$\begingroup$

I already know about recombinases (specifically excisionases), but was wondering if there were other mechanisms present.

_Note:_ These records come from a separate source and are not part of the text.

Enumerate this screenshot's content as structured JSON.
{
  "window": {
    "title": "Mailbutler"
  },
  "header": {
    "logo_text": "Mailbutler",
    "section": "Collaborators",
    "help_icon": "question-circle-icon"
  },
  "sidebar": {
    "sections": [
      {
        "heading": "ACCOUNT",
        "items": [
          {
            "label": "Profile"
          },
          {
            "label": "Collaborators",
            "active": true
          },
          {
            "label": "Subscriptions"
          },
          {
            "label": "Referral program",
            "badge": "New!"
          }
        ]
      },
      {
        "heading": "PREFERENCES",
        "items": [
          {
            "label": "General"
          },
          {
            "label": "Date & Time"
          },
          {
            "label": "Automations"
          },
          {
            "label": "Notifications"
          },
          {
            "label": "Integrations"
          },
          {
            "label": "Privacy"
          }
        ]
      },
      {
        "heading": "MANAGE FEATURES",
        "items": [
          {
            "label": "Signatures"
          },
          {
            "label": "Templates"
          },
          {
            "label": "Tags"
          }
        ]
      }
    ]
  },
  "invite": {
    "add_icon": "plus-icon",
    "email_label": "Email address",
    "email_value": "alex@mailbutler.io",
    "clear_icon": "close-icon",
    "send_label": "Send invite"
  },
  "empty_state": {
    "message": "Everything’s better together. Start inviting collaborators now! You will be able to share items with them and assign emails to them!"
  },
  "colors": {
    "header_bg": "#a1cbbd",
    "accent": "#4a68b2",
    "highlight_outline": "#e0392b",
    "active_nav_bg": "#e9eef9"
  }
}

$\endgroup$
  • $\begingroup$ Welcome to Biology S.E.! If you need additional assistance, please visit The Help Center. $\endgroup$ – L.B. Mar 4 '15 at 0:23
  • $\begingroup$ The absolute standard way has to be PCR. en.wikipedia.org/wiki/Polymerase_chain_reaction Design primers for each end of a known sequence, provide DNA containing that sequence, and (hey presto!) amplify the length between the primers. $\endgroup$ – Teige Mar 4 '15 at 11:33
  • $\begingroup$ If you're asking about how sequences are excised in nature, an interesting case is the CRISPR-Cas viral defence system of bacteria, where sequences adjacent to a particular "handle" or "signal" in the viral genome are excised and added to an array in the bacterial genome which acts as a memory for immunity. I don't know how the mechanism works! $\endgroup$ – Teige Mar 4 '15 at 11:40
  • $\begingroup$ What about endonucleases? $\endgroup$ – rhill45 Mar 4 '15 at 15:43
  • $\begingroup$ I know about the Cas9 mechanism as well. I guess my question was more oriented towards the "cutting out" of a sequence of DNA and then a religation of the two flanking ends. Cas9 does the first part, but not the second part, while recombinases do both. $\endgroup$ – The Obscure Question Mar 5 '15 at 20:00
1
$\begingroup$

Genome editing techniques like CRISPR-Cas and TALEN use non-specific recombinases coupled to a DNA-recognizing part that can be designed to be specific for any stretch of sequence, as it is constructed out of single zinc-finger 'modules' that each specifically bind a couple of nucleotides (one nucleotide each in the case of TALEN).

$\endgroup$

Your Answer

By clicking “Post Your Answer”, you agree to our terms of service, privacy policy and cookie policy

Not the answer you're looking for? Browse other questions tagged or ask your own question.